leg-tinglingHave you ever had a strange “pins and needles” sensation in your legs? Many people have. It’s a fairly commonly occurring phenomenon. You might be surprised to know, however, that in many cases, the problem doesn’t have anything to do with your legs.

These kinds of pins and needles sensations are distinctly different from the muscle pain, quivers and spasms you feel after a period of overexertion. You’ve almost certainly experienced that sensation as well, and you understand the difference.

In those cases, you feel the pain beginning a few hours (sometimes sooner) after a period of especially intense exertion. That sensation is caused by overusing your leg muscles, and it tends to be short-lived. Give your body a bit of time to rest and recover, and those cramps fade away in time.

That tingling sensation, however, doesn’t behave like that.
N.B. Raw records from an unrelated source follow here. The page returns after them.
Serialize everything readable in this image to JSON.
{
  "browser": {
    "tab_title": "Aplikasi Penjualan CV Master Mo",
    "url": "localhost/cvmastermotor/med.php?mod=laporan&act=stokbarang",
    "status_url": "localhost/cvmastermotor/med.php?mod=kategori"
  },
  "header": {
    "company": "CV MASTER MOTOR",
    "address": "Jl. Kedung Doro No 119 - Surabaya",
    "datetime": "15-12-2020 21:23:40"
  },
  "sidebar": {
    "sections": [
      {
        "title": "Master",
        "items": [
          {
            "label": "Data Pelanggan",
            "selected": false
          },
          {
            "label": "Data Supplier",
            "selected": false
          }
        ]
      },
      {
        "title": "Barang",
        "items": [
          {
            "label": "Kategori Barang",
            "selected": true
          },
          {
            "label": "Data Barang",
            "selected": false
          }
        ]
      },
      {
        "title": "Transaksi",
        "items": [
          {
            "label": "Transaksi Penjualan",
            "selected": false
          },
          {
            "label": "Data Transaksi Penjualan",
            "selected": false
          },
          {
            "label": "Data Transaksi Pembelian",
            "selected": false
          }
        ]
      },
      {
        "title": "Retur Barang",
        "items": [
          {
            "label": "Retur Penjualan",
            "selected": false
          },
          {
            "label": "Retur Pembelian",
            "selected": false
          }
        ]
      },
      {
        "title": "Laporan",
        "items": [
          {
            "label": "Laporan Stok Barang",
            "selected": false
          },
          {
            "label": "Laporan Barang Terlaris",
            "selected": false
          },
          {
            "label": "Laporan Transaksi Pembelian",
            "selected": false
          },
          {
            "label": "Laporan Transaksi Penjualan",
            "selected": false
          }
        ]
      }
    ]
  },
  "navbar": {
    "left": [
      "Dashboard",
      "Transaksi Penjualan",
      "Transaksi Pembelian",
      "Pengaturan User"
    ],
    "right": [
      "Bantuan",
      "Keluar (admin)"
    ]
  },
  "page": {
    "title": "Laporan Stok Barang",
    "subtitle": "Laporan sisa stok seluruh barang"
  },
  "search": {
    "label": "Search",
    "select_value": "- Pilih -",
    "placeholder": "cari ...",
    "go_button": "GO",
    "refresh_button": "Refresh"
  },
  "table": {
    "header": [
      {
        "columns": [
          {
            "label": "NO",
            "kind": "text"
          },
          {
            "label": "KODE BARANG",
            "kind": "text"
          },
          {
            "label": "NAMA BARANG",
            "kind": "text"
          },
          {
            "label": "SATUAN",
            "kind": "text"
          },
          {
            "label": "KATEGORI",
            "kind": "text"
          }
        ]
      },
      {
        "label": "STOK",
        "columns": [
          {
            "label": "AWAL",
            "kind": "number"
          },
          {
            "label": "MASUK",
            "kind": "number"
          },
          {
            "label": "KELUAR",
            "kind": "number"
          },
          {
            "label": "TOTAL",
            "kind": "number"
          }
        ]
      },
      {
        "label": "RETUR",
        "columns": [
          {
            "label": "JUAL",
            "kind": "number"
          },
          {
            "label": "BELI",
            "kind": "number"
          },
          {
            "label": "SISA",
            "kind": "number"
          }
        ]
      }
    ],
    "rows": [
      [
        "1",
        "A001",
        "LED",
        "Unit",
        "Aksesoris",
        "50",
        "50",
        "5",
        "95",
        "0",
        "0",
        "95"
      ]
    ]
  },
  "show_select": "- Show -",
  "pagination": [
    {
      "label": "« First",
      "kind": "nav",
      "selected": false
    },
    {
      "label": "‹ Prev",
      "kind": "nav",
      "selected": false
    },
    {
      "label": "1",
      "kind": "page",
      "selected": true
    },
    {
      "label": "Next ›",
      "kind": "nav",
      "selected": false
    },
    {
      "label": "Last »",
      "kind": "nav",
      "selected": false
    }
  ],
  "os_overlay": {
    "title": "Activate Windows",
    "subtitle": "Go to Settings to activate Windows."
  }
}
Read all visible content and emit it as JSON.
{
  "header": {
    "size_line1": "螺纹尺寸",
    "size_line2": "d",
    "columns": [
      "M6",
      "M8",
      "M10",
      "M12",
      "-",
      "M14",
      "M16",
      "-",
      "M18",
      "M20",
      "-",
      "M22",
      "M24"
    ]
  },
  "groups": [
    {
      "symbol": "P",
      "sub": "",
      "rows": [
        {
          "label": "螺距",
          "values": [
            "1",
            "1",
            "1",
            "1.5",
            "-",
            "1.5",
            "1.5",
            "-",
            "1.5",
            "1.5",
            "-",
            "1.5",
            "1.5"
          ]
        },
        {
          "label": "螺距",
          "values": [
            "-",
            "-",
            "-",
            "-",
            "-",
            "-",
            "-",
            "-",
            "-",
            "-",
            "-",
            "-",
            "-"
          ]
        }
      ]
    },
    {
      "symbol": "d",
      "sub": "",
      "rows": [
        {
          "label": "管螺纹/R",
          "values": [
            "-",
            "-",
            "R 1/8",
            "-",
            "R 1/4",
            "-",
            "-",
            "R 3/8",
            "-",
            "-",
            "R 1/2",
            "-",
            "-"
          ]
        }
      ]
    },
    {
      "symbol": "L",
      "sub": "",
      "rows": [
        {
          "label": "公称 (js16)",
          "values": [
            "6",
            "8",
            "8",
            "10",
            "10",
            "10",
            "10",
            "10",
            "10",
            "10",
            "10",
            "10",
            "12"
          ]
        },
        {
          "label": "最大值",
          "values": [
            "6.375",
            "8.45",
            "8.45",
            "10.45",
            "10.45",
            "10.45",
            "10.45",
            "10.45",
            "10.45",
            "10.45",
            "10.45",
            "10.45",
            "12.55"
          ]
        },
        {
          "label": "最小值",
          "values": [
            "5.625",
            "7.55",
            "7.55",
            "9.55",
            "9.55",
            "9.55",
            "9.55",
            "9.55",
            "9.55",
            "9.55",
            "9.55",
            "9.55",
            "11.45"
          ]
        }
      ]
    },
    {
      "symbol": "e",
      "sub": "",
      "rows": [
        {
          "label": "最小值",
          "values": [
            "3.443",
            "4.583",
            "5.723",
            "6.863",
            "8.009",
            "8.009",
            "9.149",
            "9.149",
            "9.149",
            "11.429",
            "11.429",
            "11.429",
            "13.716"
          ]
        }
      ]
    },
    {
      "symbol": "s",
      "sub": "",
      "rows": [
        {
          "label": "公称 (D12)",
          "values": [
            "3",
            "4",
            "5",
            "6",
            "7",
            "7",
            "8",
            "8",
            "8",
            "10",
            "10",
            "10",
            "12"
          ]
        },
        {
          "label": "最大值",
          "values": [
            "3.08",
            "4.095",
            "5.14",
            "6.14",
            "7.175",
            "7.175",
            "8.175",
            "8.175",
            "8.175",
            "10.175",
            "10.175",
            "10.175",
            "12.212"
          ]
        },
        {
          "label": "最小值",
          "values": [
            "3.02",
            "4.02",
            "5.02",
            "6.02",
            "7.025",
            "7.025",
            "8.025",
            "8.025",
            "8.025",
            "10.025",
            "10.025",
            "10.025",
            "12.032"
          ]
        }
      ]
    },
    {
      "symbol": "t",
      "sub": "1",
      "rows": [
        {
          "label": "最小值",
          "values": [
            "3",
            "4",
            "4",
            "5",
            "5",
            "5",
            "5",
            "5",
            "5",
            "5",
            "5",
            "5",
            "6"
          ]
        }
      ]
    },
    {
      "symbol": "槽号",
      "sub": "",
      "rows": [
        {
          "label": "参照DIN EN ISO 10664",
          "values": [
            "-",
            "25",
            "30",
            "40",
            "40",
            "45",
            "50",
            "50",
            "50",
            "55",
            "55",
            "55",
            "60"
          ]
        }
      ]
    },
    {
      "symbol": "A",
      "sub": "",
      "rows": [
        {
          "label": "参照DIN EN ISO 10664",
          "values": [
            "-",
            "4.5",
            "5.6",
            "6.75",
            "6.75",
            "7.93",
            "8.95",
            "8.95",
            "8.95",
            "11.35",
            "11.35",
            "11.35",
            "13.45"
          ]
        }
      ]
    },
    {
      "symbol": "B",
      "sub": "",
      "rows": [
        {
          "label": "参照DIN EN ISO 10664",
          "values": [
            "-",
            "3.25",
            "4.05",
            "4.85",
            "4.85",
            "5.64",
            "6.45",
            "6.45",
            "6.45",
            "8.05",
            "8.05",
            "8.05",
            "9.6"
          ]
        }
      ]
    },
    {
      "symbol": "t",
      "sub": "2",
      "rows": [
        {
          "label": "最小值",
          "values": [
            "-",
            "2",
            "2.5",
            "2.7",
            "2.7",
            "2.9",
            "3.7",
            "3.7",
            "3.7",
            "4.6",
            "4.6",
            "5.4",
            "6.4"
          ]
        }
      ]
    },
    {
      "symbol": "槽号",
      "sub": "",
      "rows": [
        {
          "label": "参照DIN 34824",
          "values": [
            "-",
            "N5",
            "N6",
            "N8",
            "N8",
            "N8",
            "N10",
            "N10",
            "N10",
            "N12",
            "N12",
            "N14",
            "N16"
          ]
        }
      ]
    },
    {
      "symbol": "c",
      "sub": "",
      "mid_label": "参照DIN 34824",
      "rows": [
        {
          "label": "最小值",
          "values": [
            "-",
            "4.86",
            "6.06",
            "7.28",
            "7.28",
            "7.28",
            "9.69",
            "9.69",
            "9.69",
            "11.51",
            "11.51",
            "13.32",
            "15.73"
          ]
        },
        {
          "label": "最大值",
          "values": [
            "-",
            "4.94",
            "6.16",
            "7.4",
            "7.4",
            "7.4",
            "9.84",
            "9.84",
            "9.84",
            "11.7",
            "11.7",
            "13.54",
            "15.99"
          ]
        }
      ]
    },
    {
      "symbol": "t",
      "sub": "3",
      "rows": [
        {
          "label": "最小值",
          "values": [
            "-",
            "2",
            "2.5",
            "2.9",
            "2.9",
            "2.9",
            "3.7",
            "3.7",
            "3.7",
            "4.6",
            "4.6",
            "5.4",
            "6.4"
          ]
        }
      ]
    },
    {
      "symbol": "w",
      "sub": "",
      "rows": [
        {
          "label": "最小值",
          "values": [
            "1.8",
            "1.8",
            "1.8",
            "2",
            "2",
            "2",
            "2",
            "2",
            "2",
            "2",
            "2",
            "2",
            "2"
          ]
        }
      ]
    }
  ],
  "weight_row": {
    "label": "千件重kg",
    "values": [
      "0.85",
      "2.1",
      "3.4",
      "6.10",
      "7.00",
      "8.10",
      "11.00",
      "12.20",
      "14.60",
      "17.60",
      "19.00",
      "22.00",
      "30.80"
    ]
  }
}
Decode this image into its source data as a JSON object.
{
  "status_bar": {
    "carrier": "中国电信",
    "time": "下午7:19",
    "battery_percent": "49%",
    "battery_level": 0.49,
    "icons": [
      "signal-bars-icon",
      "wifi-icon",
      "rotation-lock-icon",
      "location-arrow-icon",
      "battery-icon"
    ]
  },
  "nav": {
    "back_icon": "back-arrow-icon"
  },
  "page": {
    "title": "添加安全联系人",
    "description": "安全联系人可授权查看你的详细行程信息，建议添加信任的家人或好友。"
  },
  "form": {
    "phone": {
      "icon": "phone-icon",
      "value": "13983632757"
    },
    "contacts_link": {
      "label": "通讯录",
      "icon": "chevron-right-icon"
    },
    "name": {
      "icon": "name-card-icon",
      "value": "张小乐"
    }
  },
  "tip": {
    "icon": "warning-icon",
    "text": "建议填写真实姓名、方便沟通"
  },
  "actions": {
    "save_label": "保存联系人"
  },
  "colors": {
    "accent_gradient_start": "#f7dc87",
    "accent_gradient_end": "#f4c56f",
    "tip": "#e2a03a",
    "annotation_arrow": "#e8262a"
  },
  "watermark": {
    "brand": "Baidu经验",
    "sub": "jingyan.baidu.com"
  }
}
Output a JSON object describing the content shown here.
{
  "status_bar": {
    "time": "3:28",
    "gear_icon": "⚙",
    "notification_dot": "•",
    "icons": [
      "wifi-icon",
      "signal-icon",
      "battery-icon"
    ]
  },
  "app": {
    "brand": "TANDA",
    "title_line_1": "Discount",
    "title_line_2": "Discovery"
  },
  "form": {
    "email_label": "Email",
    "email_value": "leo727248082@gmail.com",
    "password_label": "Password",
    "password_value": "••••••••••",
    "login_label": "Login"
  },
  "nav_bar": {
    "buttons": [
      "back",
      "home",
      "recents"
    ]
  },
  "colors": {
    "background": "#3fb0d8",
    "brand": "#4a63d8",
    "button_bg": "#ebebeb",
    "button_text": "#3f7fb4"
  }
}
It may come and go, but it tends to be a periodic, chronic condition, and it points to another potentially more serious problem.

There are a number of things that could be causing that type of tingling sensation, including pinched or damaged nerves, a herniated lumbar disc, poor circulation or conditions like spinal stenosis, which is caused by a narrowing of the spine and results in compression of the spinal cord and the nerves associated with it.

Whatever the root cause of those tingles, your chiropractor can help you get to the bottom of it, and by addressing the root cause, in time, you can be rid of the sensation for good. The important thing here, though, is to take action. That tingling sensation is your body’s way of telling you that something is wrong. If left unattended, it could blossom into a much larger, much more painful problem that requires surgery to correct.

The bottom line is that if you’re feeling those strange tingling sensations, do something about it. Start with a phone call to your chiropractor and set up an appointment to get to the bottom of it sooner, rather than later.